|Keywords||Myanmar Democratization Neoclassical Realism SelectorateTheory|

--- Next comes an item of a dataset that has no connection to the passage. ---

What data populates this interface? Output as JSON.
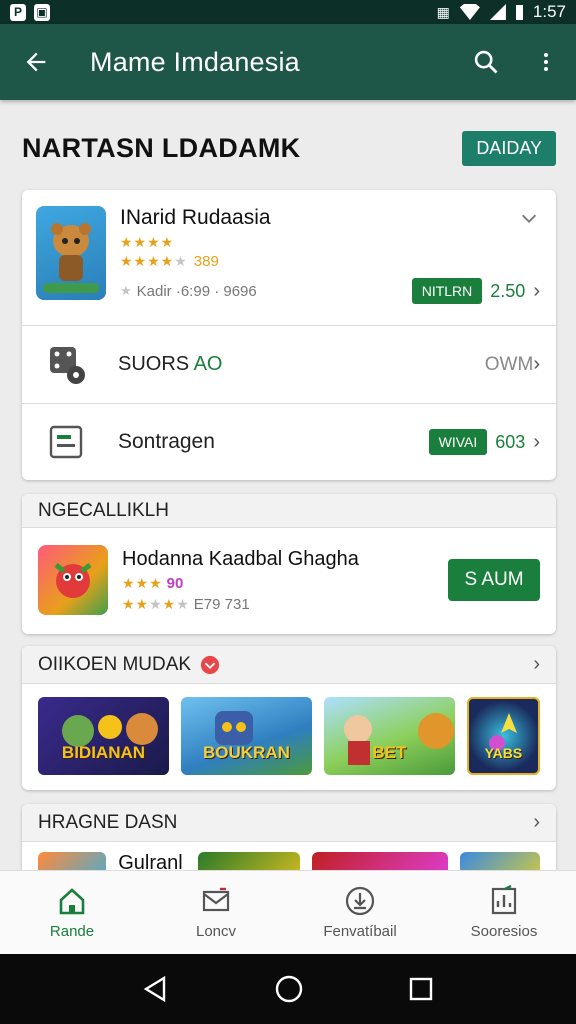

Myanmar’s recent thrust towards democratization took much of the world by surprise. While a small degree of reform was expected to take place with the elections of2010, almost none were able to foresee the loosening up of the military’s grip on power in2011and the monumental by-elections of2012where Aung San Suu Kyi and the National League for Democracy were able to win43out of45contested seats in parliament. Why have these reforms taken place and why now? This paper attempts to analyze the effects that both internal and external factors have upon Myanmar’s democratization process. By assuming that Myanmar’s leadership is rational and self-interested, I make the case that initiating the democratic process is in the personal survival and financial interests of the ruling elite. At the same time, a democratic Myanmar is in the best interests of an international community that is looking to take political credit and find economic gain in an increasingly open and stable Myanmar, as well as the domestic population who desire personal and economic security. This study aims to measure what the causes of Myanmar’s democratization process are by interviewing residents and specialists of Myanmar and studying their perceptions of the reform process. The results of the interviews, while hardly conclusive, provide strong evidence suggesting that external balances of power, especially balances of economic power that are easily observable to the domestic environment, do have significant influences on Myanmar’s internal unrest which in turn pressures the leadership to strive for more effective ways to keep their populations under control and thus maintain power via revision of the political system.